DESCRIPTION OF THE TASK:
Looking at the data below, how many lines include the word "JSON"? Respond with the number only.

PROVIDED RECORDS:
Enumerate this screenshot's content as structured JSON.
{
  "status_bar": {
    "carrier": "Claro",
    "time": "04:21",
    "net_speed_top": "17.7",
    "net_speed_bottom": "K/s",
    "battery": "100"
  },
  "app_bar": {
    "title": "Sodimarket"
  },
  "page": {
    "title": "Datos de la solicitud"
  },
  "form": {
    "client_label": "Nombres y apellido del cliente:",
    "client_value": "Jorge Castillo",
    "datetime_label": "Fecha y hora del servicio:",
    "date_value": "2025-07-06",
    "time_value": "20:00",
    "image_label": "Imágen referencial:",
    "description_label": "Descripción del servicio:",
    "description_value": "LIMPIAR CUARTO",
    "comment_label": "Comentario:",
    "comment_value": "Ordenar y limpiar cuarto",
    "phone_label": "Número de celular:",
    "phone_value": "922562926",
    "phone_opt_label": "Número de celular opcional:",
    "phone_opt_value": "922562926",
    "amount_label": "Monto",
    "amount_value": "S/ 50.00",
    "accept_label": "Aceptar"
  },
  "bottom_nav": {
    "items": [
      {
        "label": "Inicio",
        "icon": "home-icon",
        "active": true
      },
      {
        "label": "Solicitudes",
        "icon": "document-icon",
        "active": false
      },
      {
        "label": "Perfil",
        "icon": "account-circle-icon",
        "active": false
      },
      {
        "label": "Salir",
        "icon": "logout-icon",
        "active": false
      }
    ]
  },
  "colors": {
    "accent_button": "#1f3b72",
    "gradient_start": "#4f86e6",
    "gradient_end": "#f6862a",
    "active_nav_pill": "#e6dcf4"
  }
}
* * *
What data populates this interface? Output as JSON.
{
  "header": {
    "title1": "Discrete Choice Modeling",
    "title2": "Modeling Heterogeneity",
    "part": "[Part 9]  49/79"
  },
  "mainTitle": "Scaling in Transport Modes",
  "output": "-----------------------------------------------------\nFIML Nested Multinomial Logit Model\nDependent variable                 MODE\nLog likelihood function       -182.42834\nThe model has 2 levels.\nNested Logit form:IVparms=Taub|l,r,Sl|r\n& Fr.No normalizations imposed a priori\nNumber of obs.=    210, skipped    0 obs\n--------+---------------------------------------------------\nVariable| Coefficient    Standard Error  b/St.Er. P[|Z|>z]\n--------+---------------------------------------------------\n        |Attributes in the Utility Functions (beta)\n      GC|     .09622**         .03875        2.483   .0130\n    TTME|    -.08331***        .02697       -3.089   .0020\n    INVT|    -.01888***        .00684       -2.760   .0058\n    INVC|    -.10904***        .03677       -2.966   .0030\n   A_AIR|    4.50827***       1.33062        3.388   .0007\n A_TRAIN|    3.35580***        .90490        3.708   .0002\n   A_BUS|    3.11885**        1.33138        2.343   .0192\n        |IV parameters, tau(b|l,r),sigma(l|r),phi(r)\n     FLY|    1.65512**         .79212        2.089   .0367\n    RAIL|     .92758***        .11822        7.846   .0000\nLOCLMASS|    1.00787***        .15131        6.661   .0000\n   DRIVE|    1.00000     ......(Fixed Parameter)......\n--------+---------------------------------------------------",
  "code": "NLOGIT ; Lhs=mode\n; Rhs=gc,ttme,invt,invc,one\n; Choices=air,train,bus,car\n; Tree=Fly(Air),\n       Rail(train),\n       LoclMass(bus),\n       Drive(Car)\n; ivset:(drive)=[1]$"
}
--
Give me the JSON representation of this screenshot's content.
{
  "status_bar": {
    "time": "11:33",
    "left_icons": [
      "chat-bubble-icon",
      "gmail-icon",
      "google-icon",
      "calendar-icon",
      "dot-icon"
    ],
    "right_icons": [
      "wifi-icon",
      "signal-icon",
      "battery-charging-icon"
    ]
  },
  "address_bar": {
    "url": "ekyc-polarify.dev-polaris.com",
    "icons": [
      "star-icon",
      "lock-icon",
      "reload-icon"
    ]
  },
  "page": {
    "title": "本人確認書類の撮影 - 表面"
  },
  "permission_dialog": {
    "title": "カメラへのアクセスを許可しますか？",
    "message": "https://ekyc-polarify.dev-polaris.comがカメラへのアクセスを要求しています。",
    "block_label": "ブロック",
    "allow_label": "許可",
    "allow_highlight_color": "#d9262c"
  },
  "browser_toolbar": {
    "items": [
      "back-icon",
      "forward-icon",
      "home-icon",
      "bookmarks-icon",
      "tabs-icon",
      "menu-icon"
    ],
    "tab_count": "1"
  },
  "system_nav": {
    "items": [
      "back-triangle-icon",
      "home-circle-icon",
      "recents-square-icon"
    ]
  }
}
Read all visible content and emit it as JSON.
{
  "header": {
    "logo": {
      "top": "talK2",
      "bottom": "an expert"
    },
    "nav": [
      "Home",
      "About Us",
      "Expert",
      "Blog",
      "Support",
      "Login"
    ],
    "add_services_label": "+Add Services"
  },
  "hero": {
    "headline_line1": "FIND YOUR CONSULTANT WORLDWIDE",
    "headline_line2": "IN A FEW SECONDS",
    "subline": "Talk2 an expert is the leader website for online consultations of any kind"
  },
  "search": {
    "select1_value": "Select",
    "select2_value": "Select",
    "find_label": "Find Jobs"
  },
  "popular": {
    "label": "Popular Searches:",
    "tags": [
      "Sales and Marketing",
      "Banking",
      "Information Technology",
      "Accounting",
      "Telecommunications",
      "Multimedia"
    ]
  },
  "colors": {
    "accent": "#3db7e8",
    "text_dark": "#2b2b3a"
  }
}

EXPECTED ANSWER:
4